2"Instruction Set Architecture (ISA)", http://shekel.jct.ac.il/~citron/ca/isa.html, 4 pages, (Aug. 8, 2002).
3"Instruction Set", http://en.wikipedia.org/wiki/Instruction-set, 4 pages, (Apr. 5, 2002).
4"Intel Extended Memory 64 Technology", http://www.intel.com/technology/64bitextensions/, 2 pages, (Jun. 8, 2004).
5"Preparing Code for the IA-64 Architecture (Code Clean)-A Programmer's Reference", Intel Corporation, 36 pages, (2000).
6"Thread (computer science)", http://en.wikipedia.org/wiki/Multithreading, 8 pages, (Mar. 21, 2002).
7"Instruction Set Architecture (ISA)", http://shekel.jct.ac.il/˜citron/ca/isa.html, 4 pages, (Aug. 8, 2002).
8"Instruction Set", http://en.wikipedia.org/wiki/Instruction—set, 4 pages, (Apr. 5, 2002).
9"Preparing Code for the IA-64 Architecture (Code Clean)—A Programmer's Reference", Intel Corporation, 36 pages, (2000).
10 *Chen et al., "Java JNI Bridge: A Framework for Mixed Native ISA Execution", IEEE, Mar. 26-Mar. 29, 2006, pp. 1-11.
11Cristina Cifuentes, et al., "Walkabout-A Retargetable Dynamic Binary Translation Framework", Sun Microsystems, Inc., 33 pages, (Jan. 2002).
12Cristina Cifuentes, et al., "Walkabout—A Retargetable Dynamic Binary Translation Framework", Sun Microsystems, Inc., 33 pages, (Jan. 2002).
13Joseph D. Wieber, Jr., et al., "Introduction to Intrinsics", http://www.intel.com/cd/ids/developer/asmo-na/eng/59644.htm?prn=Y, 3 pages, (Jan. 26, 2006).
14Leonid Baraz, et al., "IA-32 Execution Layer: A two-phase dynamic translator designed to support IA-32 applications on Itanium-based systems", Intel Corporation, 11 pages, (Sep. 25, 2003).
15PCT Notification of Transmittal of the International Search Report and the Written Opinion of the International Searching Authority, or the Declaration for PCT Counterpart Application No. PCT/CN2006/000580, 9 pages (Jan. 11, 2007).
16 *Venstermans et al., "64-bit versus 32-bit Virtual Machines for Java", Software, Practice, and Experience, Sep. 15, 2005, pp. 1-26.
Classifications
U.S. Classification718/100, 712/242
International ClassificationG06F7/38, G06F9/46
Cooperative ClassificationG06F9/545, G06F9/485
European ClassificationG06F9/48C4P, G06F9/54L
Legal Events
DateCodeEventDescription
Sep 28, 2006ASAssignment
Owner name: INTEL CORPORATION, CALIFORNIA
Free format text: ASSIGNMENT OF ASSIGNORS INTEREST;ASSIGNORS:YOAV, ZACH;MIAOBO, CHEN;USHAKOV, VALERY;AND OTHERS;REEL/FRAME:018396/0930;SIGNING DATES FROM 20060727 TO 20060809

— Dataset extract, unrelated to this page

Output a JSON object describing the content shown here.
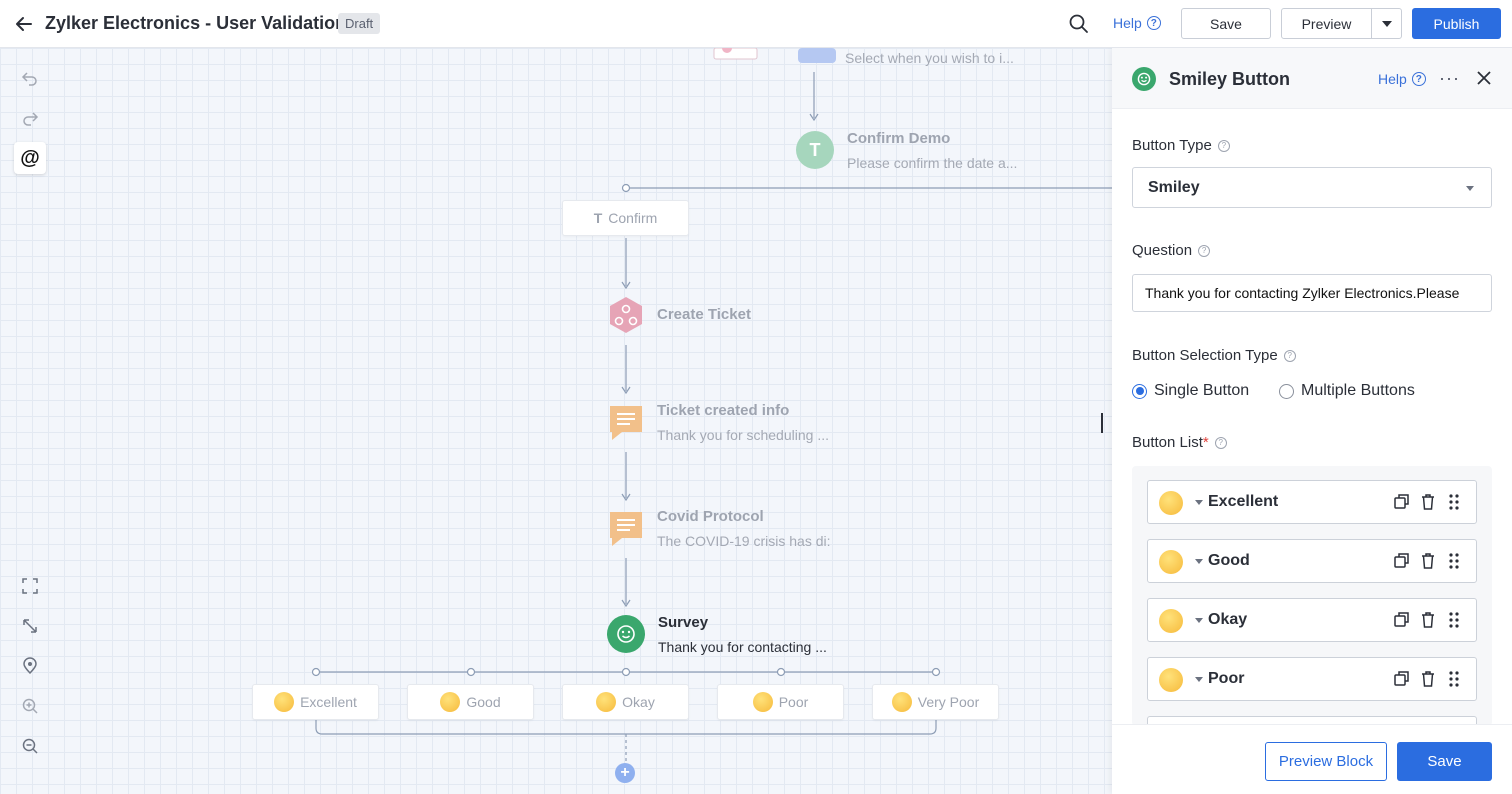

Free format text: ASSIGNMENT OF ASSIGNORS INTEREST;ASSIGNORS:YOAV, ZACH;MIAOBO, CHEN;USHAKOV, VALERY;AND OTHERS;SIGNING DATES FROM 20060727 TO 20060809;REEL/FRAME:018396/0930